Output the entries exactly as they appear. Pictures should not be included.

── Provided records ──

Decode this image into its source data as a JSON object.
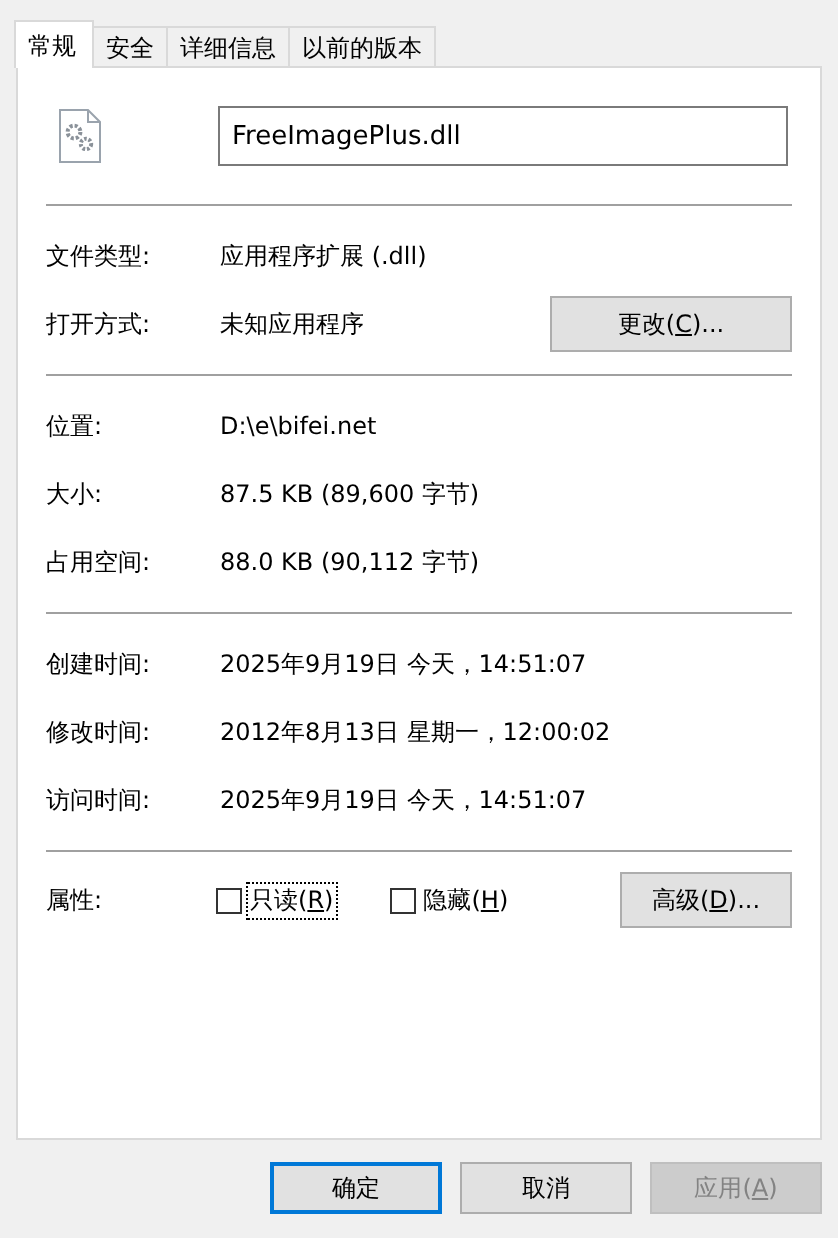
{
  "tabs": [
    {
      "label": "常规",
      "selected": true
    },
    {
      "label": "安全",
      "selected": false
    },
    {
      "label": "详细信息",
      "selected": false
    },
    {
      "label": "以前的版本",
      "selected": false
    }
  ],
  "file_name": {
    "value": "FreeImagePlus.dll"
  },
  "sections": [
    {
      "rows": [
        {
          "label": "文件类型:",
          "value": "应用程序扩展 (.dll)"
        },
        {
          "label": "打开方式:",
          "value": "未知应用程序",
          "button": {
            "before": "更改(",
            "key": "C",
            "after": ")..."
          }
        }
      ]
    },
    {
      "rows": [
        {
          "label": "位置:",
          "value": "D:\\e\\bifei.net"
        },
        {
          "label": "大小:",
          "value": "87.5 KB (89,600 字节)"
        },
        {
          "label": "占用空间:",
          "value": "88.0 KB (90,112 字节)"
        }
      ]
    },
    {
      "rows": [
        {
          "label": "创建时间:",
          "value": "2025年9月19日 今天，14:51:07"
        },
        {
          "label": "修改时间:",
          "value": "2012年8月13日 星期一，12:00:02"
        },
        {
          "label": "访问时间:",
          "value": "2025年9月19日 今天，14:51:07"
        }
      ]
    }
  ],
  "attributes": {
    "label": "属性:",
    "checkboxes": [
      {
        "before": "只读(",
        "key": "R",
        "after": ")",
        "checked": false,
        "focused": true
      },
      {
        "before": "隐藏(",
        "key": "H",
        "after": ")",
        "checked": false,
        "focused": false
      }
    ],
    "button": {
      "before": "高级(",
      "key": "D",
      "after": ")..."
    }
  },
  "buttons": [
    {
      "before": "确定",
      "default": true,
      "disabled": false
    },
    {
      "before": "取消",
      "default": false,
      "disabled": false
    },
    {
      "before": "应用(",
      "key": "A",
      "after": ")",
      "default": false,
      "disabled": true
    }
  ]
}
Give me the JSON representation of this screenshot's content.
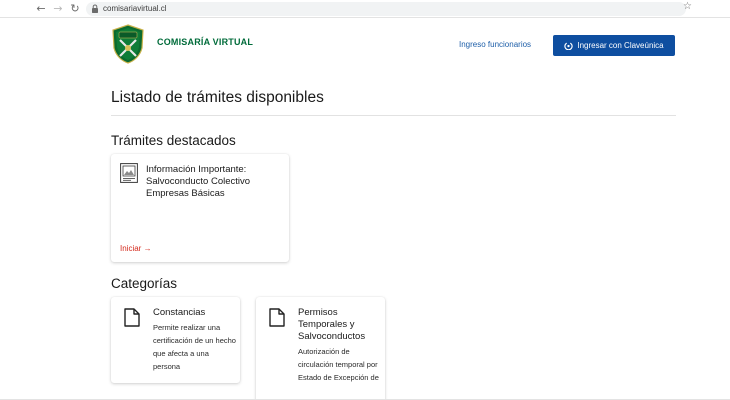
{
  "browser": {
    "url": "comisariavirtual.cl",
    "back_glyph": "←",
    "forward_glyph": "→",
    "reload_glyph": "↻",
    "star_glyph": "☆"
  },
  "header": {
    "brand": "COMISARÍA VIRTUAL",
    "staff_link": "Ingreso funcionarios",
    "login_button": "Ingresar con Claveúnica"
  },
  "main": {
    "page_title": "Listado de trámites disponibles",
    "featured_title": "Trámites destacados",
    "featured_card": {
      "title": "Información Importante: Salvoconducto Colectivo Empresas Básicas",
      "start_link": "Iniciar →"
    },
    "categories_title": "Categorías",
    "categories": [
      {
        "title": "Constancias",
        "description": "Permite realizar una certificación de un hecho que afecta a una persona"
      },
      {
        "title": "Permisos Temporales y Salvoconductos",
        "description": "Autorización de circulación temporal por Estado de Excepción de"
      }
    ]
  },
  "colors": {
    "brand_green": "#006b3a",
    "primary_blue": "#0e4ea0",
    "link_blue": "#1d5ea8",
    "accent_red": "#d52b1e"
  },
  "icons": [
    "lock-icon",
    "star-icon",
    "carabineros-logo",
    "claveunica-icon",
    "document-icon"
  ]
}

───

→ Expected answer
Decode this image into its source data as a JSON object.
{
  "tabs": [
    {
      "label": "常规",
      "selected": true
    },
    {
      "label": "安全",
      "selected": false
    },
    {
      "label": "详细信息",
      "selected": false
    },
    {
      "label": "以前的版本",
      "selected": false
    }
  ],
  "file_name": {
    "value": "FreeImagePlus.dll"
  },
  "sections": [
    {
      "rows": [
        {
          "label": "文件类型:",
          "value": "应用程序扩展 (.dll)"
        },
        {
          "label": "打开方式:",
          "value": "未知应用程序",
          "button": {
            "before": "更改(",
            "key": "C",
            "after": ")..."
          }
        }
      ]
    },
    {
      "rows": [
        {
          "label": "位置:",
          "value": "D:\\e\\bifei.net"
        },
        {
          "label": "大小:",
          "value": "87.5 KB (89,600 字节)"
        },
        {
          "label": "占用空间:",
          "value": "88.0 KB (90,112 字节)"
        }
      ]
    },
    {
      "rows": [
        {
          "label": "创建时间:",
          "value": "2025年9月19日 今天，14:51:07"
        },
        {
          "label": "修改时间:",
          "value": "2012年8月13日 星期一，12:00:02"
        },
        {
          "label": "访问时间:",
          "value": "2025年9月19日 今天，14:51:07"
        }
      ]
    }
  ],
  "attributes": {
    "label": "属性:",
    "checkboxes": [
      {
        "before": "只读(",
        "key": "R",
        "after": ")",
        "checked": false,
        "focused": true
      },
      {
        "before": "隐藏(",
        "key": "H",
        "after": ")",
        "checked": false,
        "focused": false
      }
    ],
    "button": {
      "before": "高级(",
      "key": "D",
      "after": ")..."
    }
  },
  "buttons": [
    {
      "before": "确定",
      "default": true,
      "disabled": false
    },
    {
      "before": "取消",
      "default": false,
      "disabled": false
    },
    {
      "before": "应用(",
      "key": "A",
      "after": ")",
      "default": false,
      "disabled": true
    }
  ]
}
Give me the JSON representation of this screenshot's content.
{
  "browser": {
    "url": "comisariavirtual.cl",
    "back_glyph": "←",
    "forward_glyph": "→",
    "reload_glyph": "↻",
    "star_glyph": "☆"
  },
  "header": {
    "brand": "COMISARÍA VIRTUAL",
    "staff_link": "Ingreso funcionarios",
    "login_button": "Ingresar con Claveúnica"
  },
  "main": {
    "page_title": "Listado de trámites disponibles",
    "featured_title": "Trámites destacados",
    "featured_card": {
      "title": "Información Importante: Salvoconducto Colectivo Empresas Básicas",
      "start_link": "Iniciar →"
    },
    "categories_title": "Categorías",
    "categories": [
      {
        "title": "Constancias",
        "description": "Permite realizar una certificación de un hecho que afecta a una persona"
      },
      {
        "title": "Permisos Temporales y Salvoconductos",
        "description": "Autorización de circulación temporal por Estado de Excepción de"
      }
    ]
  },
  "colors": {
    "brand_green": "#006b3a",
    "primary_blue": "#0e4ea0",
    "link_blue": "#1d5ea8",
    "accent_red": "#d52b1e"
  },
  "icons": [
    "lock-icon",
    "star-icon",
    "carabineros-logo",
    "claveunica-icon",
    "document-icon"
  ]
}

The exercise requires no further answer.